For your entertainment, I’ll also quote the rest of the text on the rear of the card:
Although eighteen was the lower age limit for enlistment in the Prussian army of 1813, drummer boys several years younger are known to have marched into battle with their regiments – and on at least one occasion a young girl, masquerading as a drummer boy, died on the field of battle (Eleonore Prohasta, 16th September 1813). Deceptions of this kind were facilitated by the haste with which the militia was summoned to arms when Prussia withdrew from the French alliance in January 1813. Within a few months the army of 42,000 – the limit imposed by Napoleon – was expanded to more than a quarter of a million men under arms, albeit poorly clothed, trained and equipped. These were the men who drove Napoleon’s Grand Army back to Paris, and dashed his hopes at Waterloo.
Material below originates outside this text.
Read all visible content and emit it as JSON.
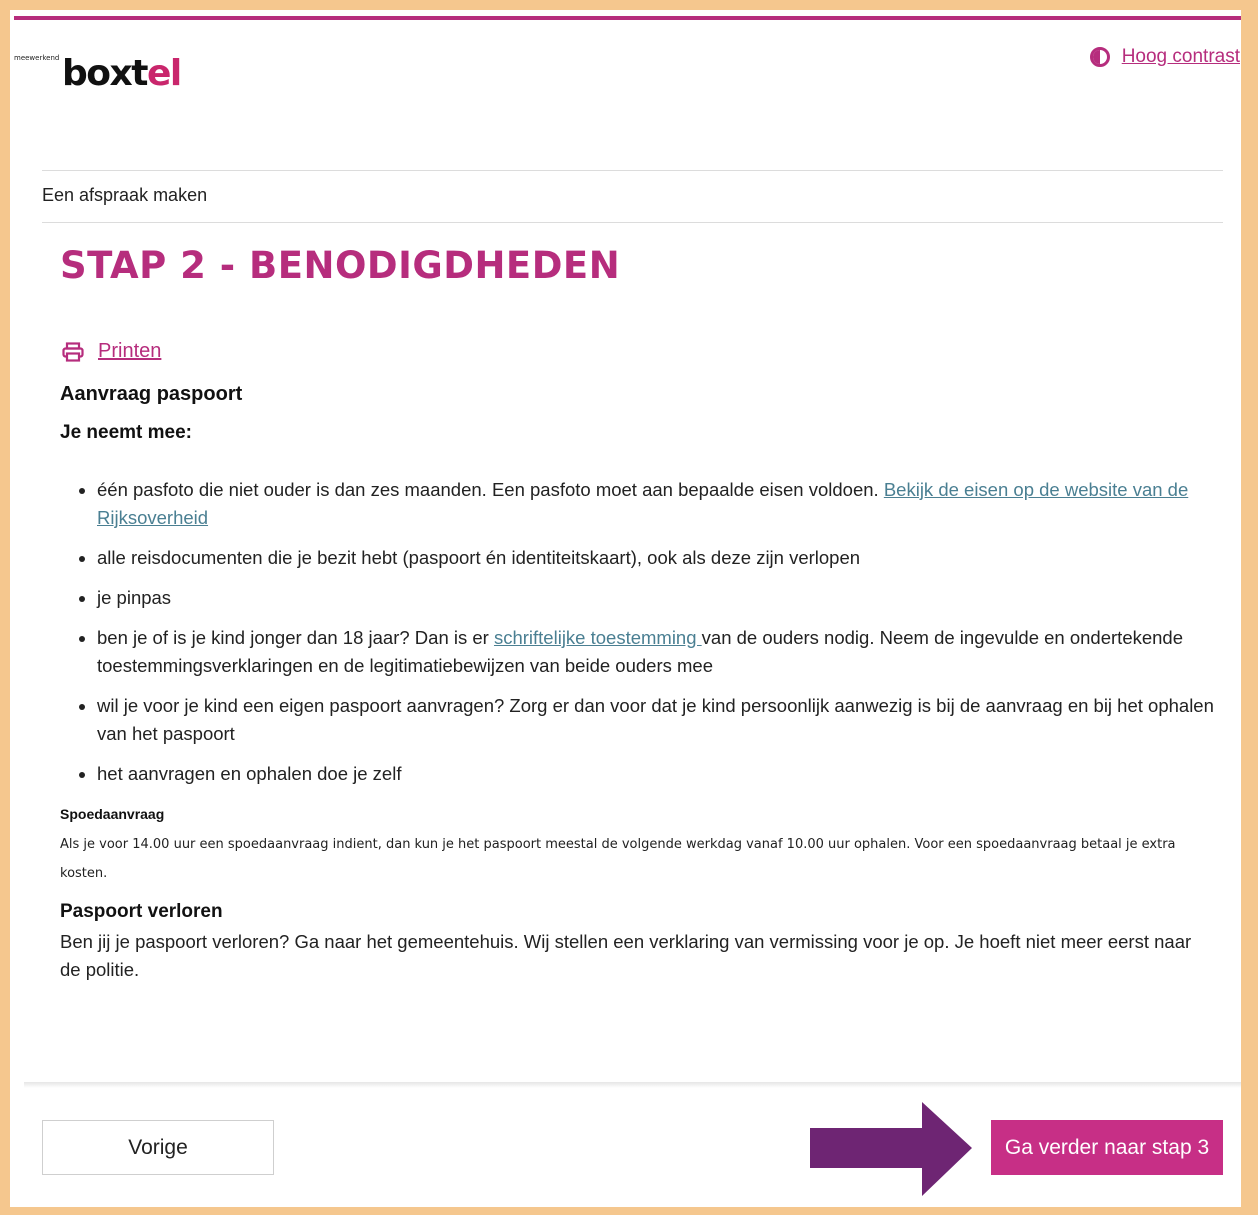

That paragraph leaves quite a lot to be desired in terms of accuracy but it did pique my interest about the drummer girl’s fate. It should come as no surprise that the card is inaccurate about her too. I think it actually refers to Marie Christine Eleonora Prochaska who served with Lutzow’s Freicorps, She was badly wounded in action at Göhrde on 16th September 1813 but didn’t actually die until 5th October 1813 at Dannenberg where her funeral was held. As with so many members of Lutzow’s Freicorp, quite a lot of romantic mythology seems to have built up around Eleonora and there’s a monument to her in Potsdam.
Back to the photography. The focus and resolution are good on the original capture but these cards have white backgrounds and you can see that it has come out rather grey. I think the light tent and a better understanding white balance will help me to fix this problem.
Posted in Landwehr Infantry, Photography | Tagged: cigarette cards, Doncella, Prussia, Uniformology | 4 Comments »